That oppression continues.
Thanks to Republican lawmakers in Texas – the state where slaveholders spawned the underpinnings of Juneteenth largely by withholding news that the Emancipation Proclamation freed enslaved people in the Confederate states in 1863 – it will be more difficult for students to learn about the significance and context of such events.
Lawmakers there banned the teaching of critical race theory in K-12 schools, which posits that the racism which began with slavery is imbedded in American institutions. So did GOP lawmakers in Tennessee, Florida, Arkansas and Oklahoma.
Oh, and there’s this: Sen. Marsha Blackburn, R-Tennessee, has signed on as a sponsor to a Senate bill to deny federal funds to school districts to teach the 1619 Project -an initiative by The New York Times that places slavery and its consequences at the center of U.S. history – as part of its curriculum.
The bill’s principal sponsor, Sen. Tom Cotton, R-Arkansas, has had it in for the project ever since he was attacked on Twitter for defending slavery as a “necessary evil,” and became embroiled in a debate with Nikole Hannah-Jones, the journalist who spearheaded the project for The New York Times, over the issue.
Thing is, critical race theory isn’t being taught in schools. But the laws to ban it are written in ways that will intimidate many teachers into not teaching Black history at all; like, for example, forbidding lessons that cause psychological distress or pain for a student because of his or her race.
Meaning that, if a lesson on slavery and Juneteenth causes a student to burst into tears, that teacher could be in trouble.
So, Blackburn, Cotton and other Republican lawmakers are doing what racists do: Using the power of the law to deny Black people their humanity.
That's why Juneteenth, as well as the Martin Luther King Jr. holiday and other occasions that celebrate Black history, illuminate Black struggles and celebrate Black triumphs, have now been conscripted into a larger battle: They must fill in the spaces in U.S. history that racist lawmakers would prefer to leave blank.
Their role is now one of resistance as well as revelry.
And Franklin is totally here for it.
“When they walk away from Juneteenth, when they walk away from the outdoor museum, there should be some conversations about change,” Franklin said.
“We added some components, some visual components, so that children will ask: 'Mommy, who was Breonna Taylor? Who was George Floyd?' That’s so they can have these hard conversations with their children, so that they know what’s right is right, and what’s wrong is wrong, and we’re not going to cover it up…
“We don’t care if they take it [racism lessons] out of the schools. The village will educate the village.”
Ideally, instructors should be able to freely teach about slavery and the impact that racism has wrought on U.S. institutions, so that what students learn at celebrations like Juneteenth can be put into context and debated in class.

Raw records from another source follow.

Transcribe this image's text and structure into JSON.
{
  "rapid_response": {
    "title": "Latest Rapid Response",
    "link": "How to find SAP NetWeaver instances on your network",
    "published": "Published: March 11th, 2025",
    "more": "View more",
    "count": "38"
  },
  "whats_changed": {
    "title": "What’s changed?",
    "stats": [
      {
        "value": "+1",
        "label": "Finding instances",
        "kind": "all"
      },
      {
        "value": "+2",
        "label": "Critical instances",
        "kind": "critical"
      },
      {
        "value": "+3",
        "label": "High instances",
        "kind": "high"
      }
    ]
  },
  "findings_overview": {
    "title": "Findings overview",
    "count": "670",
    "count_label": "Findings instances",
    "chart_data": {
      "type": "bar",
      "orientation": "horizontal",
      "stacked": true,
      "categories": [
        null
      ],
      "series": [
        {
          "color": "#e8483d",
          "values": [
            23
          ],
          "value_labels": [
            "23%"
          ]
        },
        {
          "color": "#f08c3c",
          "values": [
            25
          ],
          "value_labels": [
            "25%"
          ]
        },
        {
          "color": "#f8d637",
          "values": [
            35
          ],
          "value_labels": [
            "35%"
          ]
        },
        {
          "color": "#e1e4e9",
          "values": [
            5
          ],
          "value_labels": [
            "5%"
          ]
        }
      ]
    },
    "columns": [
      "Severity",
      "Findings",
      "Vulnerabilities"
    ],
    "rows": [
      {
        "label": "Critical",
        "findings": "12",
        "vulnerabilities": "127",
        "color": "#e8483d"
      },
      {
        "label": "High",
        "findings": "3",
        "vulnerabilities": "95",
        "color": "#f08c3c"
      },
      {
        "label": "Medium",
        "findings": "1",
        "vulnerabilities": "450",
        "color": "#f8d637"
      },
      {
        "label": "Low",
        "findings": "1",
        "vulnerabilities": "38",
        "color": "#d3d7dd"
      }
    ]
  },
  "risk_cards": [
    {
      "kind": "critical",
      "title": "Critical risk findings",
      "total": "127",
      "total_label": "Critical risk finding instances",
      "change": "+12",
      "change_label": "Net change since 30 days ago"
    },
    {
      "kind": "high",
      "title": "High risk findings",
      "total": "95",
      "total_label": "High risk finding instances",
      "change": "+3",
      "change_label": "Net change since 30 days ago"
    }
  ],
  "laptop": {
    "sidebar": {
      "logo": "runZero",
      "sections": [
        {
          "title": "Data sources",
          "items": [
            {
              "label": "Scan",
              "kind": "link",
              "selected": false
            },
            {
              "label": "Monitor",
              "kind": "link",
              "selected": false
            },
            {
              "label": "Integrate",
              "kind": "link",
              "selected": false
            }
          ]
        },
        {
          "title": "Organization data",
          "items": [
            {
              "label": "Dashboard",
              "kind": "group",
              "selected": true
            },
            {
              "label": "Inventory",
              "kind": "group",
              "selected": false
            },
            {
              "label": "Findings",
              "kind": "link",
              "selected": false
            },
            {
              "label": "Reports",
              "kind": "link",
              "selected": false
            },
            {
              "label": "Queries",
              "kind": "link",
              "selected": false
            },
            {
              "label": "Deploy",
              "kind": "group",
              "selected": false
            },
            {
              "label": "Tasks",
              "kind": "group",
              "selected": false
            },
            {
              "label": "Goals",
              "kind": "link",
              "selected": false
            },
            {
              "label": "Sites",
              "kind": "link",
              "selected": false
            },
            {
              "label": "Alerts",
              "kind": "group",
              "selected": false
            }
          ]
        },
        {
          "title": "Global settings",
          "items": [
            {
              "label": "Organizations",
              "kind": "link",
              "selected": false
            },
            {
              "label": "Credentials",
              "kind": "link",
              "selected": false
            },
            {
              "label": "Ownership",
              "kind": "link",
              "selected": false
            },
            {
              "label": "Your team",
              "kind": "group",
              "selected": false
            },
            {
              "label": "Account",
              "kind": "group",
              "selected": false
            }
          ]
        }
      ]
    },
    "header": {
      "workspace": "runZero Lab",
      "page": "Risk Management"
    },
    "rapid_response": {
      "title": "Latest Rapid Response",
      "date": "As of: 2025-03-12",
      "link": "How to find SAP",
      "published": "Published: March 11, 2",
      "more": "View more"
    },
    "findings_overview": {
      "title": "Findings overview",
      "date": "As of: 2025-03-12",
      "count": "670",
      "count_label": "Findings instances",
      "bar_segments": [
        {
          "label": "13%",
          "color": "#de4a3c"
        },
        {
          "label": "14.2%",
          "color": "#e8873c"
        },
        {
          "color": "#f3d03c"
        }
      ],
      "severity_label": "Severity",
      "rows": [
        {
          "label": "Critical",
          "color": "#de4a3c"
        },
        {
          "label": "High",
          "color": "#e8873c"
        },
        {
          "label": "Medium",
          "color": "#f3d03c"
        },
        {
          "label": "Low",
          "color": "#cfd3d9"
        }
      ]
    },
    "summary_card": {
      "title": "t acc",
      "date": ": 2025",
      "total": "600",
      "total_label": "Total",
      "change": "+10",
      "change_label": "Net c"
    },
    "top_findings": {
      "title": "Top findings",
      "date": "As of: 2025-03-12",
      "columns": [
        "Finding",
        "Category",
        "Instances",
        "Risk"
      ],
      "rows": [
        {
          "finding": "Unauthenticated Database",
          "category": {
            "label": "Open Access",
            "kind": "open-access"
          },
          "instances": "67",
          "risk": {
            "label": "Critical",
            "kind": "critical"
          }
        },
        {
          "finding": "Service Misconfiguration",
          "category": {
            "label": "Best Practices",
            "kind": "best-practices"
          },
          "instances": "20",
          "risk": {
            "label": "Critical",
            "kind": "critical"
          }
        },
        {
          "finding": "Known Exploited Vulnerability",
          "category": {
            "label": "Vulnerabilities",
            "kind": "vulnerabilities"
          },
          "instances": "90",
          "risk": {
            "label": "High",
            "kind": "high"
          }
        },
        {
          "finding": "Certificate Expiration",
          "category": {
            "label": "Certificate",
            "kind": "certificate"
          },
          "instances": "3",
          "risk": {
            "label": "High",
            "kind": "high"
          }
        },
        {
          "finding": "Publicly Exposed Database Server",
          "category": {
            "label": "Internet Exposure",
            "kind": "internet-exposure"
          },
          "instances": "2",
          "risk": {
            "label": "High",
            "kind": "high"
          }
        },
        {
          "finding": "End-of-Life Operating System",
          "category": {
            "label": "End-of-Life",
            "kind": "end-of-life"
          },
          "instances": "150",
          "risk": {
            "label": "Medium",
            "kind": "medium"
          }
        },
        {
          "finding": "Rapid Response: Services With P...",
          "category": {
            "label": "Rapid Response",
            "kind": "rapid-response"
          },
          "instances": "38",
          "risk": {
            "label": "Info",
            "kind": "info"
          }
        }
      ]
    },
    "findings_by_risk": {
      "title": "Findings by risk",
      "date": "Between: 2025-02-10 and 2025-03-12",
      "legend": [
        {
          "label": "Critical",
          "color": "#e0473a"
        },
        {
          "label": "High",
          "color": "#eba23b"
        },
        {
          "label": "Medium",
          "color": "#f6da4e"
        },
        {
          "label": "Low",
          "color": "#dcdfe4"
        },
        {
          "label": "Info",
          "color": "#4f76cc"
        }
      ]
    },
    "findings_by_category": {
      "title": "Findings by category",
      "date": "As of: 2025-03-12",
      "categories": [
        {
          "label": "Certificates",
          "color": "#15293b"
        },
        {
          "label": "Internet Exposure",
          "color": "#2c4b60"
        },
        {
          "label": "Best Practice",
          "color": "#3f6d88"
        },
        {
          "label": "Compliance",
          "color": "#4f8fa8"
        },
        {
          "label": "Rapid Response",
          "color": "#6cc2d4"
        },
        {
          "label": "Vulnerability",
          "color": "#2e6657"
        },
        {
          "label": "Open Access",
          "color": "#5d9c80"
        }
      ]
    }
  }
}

It’s also ironic that white lawmakers like Blackburn and Cotton, and state lawmakers like Brian Kelsey, R-Germantown, and Mark White, R-Memphis, are doing what the slavers in
Texas did in 1863 by vilifying the 1619 Project and critical race theory.
Like those slavers, who didn’t want to face the fact that slavery was over, those lawmakers are trying to erase the teaching of truths they don’t want to face.
Yet the fact that so many Republican lawmakers believe ignorance is power means that Black people and others who know better must use whatever means possible to illuminate knowledge as power.
That’s what Franklin has been doing with Juneteenth.
“I am committed to making people understand what Juneteenth means,” she said. “We cannot erase the history, we must embrace the history, and understand that it’s a day for change, and that we want to be the agents of the history that we don’t want to repeat.”
So, as Juneteenth has emerged as a holiday for celebration and education, next up should be a 1619 celebration to commemorate the year that the first enslaved Africans landed on these shores.
During an August in the future. In a park near you.